In tumor-bearing mice, cyclic fasting or fasting-mimicking diets (FMD) enhance the activity of antineoplastic treatments by modulating systemic metabolism and boosting antitumor immunity. Here we conducted a clinical trial to investigate the safety and biological effects of cyclic, five-day FMD in combination with standard antitumor therapies. In 101 patients, the FMD was safe, feasible, and resulted in a consistent decrease of blood glucose and growth factor concentration, thus recapitulating metabolic changes that mediate fasting/FMD anticancer effects in preclinical experiments. Integrated transcriptomic and deep-phenotyping analyses revealed that FMD profoundly reshapes anticancer immunity by inducing the contraction of peripheral blood immunosuppressive myeloid and regulatory T-cell compartments, paralleled by enhanced intratumor Th1/cytotoxic responses and an enrichment of IFNγ and other immune signatures associated with better clinical outcomes in patients with cancer. Our findings lay the foundations for phase II/III clinical trials aimed at investigating FMD antitumor efficacy in combination with standard antineoplastic treatments. SIGNIFICANCE: Cyclic FMD is well tolerated and causes remarkable systemic metabolic changes in patients with different tumor types and treated with concomitant antitumor therapies. In addition, the FMD reshapes systemic and intratumor immunity, finally activating several antitumor immune programs. Phase II/III clinical trials are needed to investigate FMD antitumor activity/efficacy.This article is highlighted in the In This Issue feature, p. 1.

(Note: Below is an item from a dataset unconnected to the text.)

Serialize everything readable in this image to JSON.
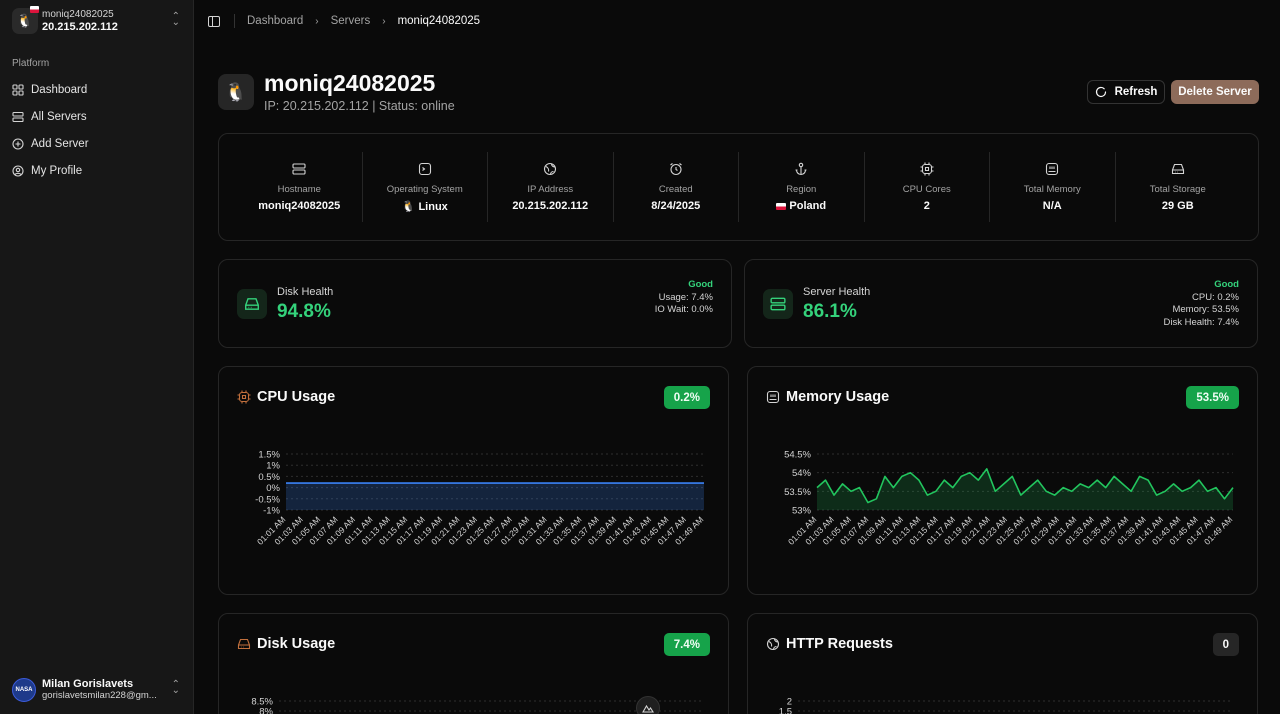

©2021 The Authors; Published by the American Association for Cancer Research.